■ Data provided
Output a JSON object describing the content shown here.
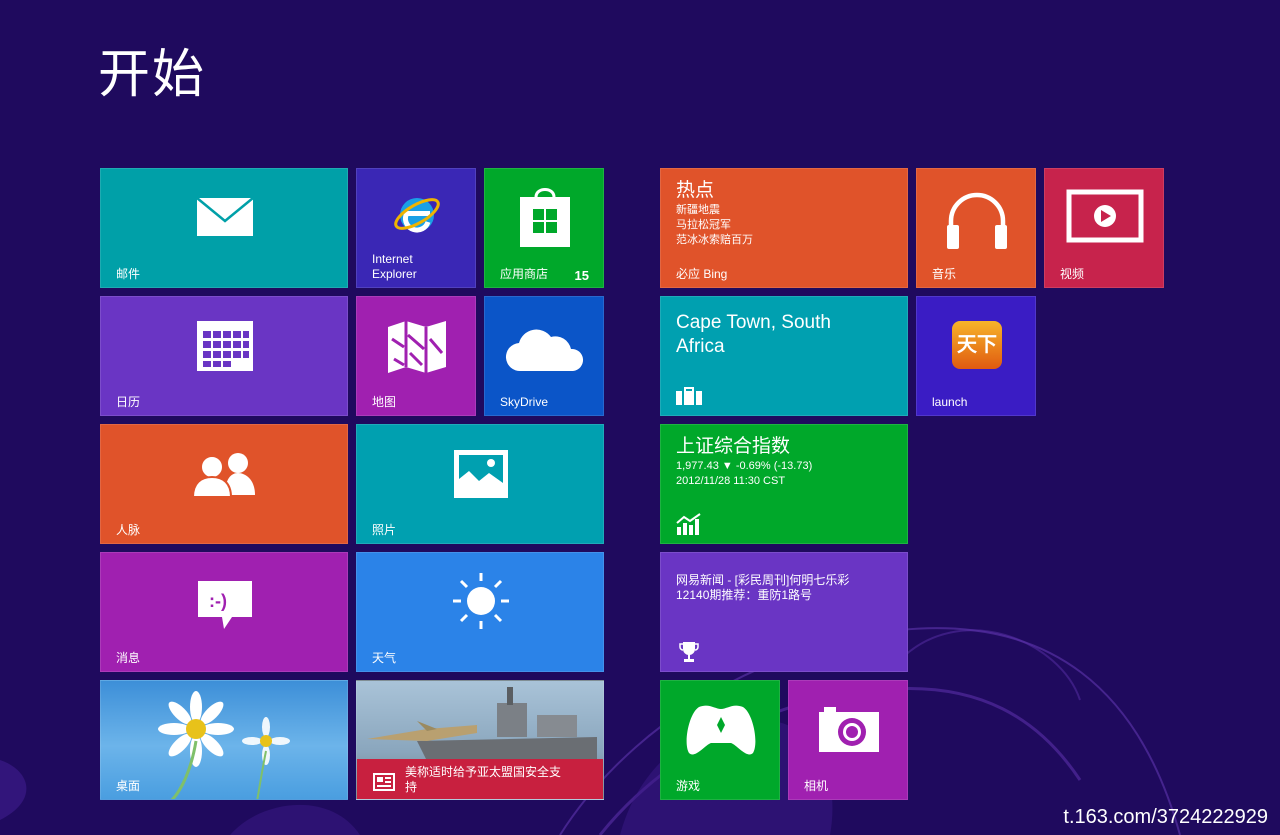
{
  "start_title": "开始",
  "tiles": {
    "mail": {
      "label": "邮件"
    },
    "ie": {
      "label_line1": "Internet",
      "label_line2": "Explorer"
    },
    "store": {
      "label": "应用商店",
      "badge": "15"
    },
    "bing": {
      "heading": "热点",
      "items": [
        "新疆地震",
        "马拉松冠军",
        "范冰冰索赔百万"
      ],
      "label": "必应 Bing"
    },
    "music": {
      "label": "音乐"
    },
    "video": {
      "label": "视频"
    },
    "calendar": {
      "label": "日历"
    },
    "maps": {
      "label": "地图"
    },
    "skydrive": {
      "label": "SkyDrive"
    },
    "travel": {
      "line1": "Cape Town, South",
      "line2": "Africa"
    },
    "launch": {
      "label": "launch",
      "app_text": "天下"
    },
    "people": {
      "label": "人脉"
    },
    "photos": {
      "label": "照片"
    },
    "finance": {
      "heading": "上证综合指数",
      "quote": "1,977.43  ▼ -0.69% (-13.73)",
      "time": "2012/11/28 11:30 CST"
    },
    "messaging": {
      "label": "消息",
      "emoticon": ":-)"
    },
    "weather": {
      "label": "天气"
    },
    "sports": {
      "line1": "网易新闻 - [彩民周刊]何明七乐彩",
      "line2": "12140期推荐：重防1路号"
    },
    "desktop": {
      "label": "桌面"
    },
    "news": {
      "line1": "美称适时给予亚太盟国安全支",
      "line2": "持"
    },
    "games": {
      "label": "游戏"
    },
    "camera": {
      "label": "相机"
    }
  },
  "watermark": "t.163.com/3724222929"
}
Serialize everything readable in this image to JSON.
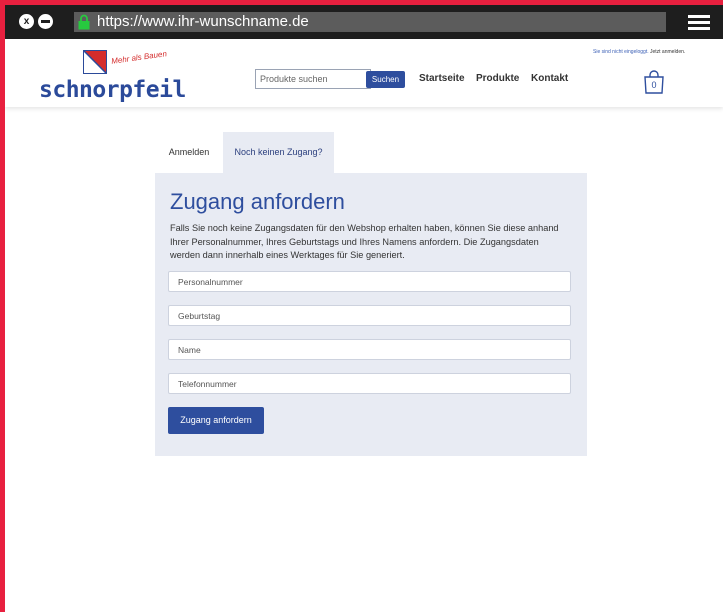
{
  "browser": {
    "url": "https://www.ihr-wunschname.de",
    "close_glyph": "x"
  },
  "header": {
    "logo_text": "schnorpfeil",
    "logo_tagline": "Mehr als Bauen",
    "search_placeholder": "Produkte suchen",
    "search_button": "Suchen",
    "nav": [
      "Startseite",
      "Produkte",
      "Kontakt"
    ],
    "login_note_prefix": "Sie sind nicht eingeloggt.",
    "login_note_link": "Jetzt anmelden.",
    "cart_count": "0"
  },
  "tabs": {
    "login": "Anmelden",
    "register": "Noch keinen Zugang?"
  },
  "form": {
    "title": "Zugang anfordern",
    "description": "Falls Sie noch keine Zugangsdaten für den Webshop erhalten haben, können Sie diese anhand Ihrer Personalnummer, Ihres Geburtstags und Ihres Namens anfordern. Die Zugangsdaten werden dann innerhalb eines Werktages für Sie generiert.",
    "fields": [
      "Personalnummer",
      "Geburtstag",
      "Name",
      "Telefonnummer"
    ],
    "submit": "Zugang anfordern"
  },
  "colors": {
    "frame_border": "#e8203f",
    "brand_blue": "#2e4e9e",
    "panel_bg": "#e8ebf3",
    "logo_red": "#d42c2c"
  },
  "icons": [
    "close-icon",
    "minimize-icon",
    "lock-icon",
    "menu-icon",
    "cart-bag-icon"
  ]
}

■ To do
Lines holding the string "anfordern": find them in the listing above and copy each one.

■ Answer for this exercise
    "title": "Zugang anfordern",
    "description": "Falls Sie noch keine Zugangsdaten für den Webshop erhalten haben, können Sie diese anhand Ihrer Personalnummer, Ihres Geburtstags und Ihres Namens anfordern. Die Zugangsdaten werden dann innerhalb eines Werktages für Sie generiert.",
    "submit": "Zugang anfordern"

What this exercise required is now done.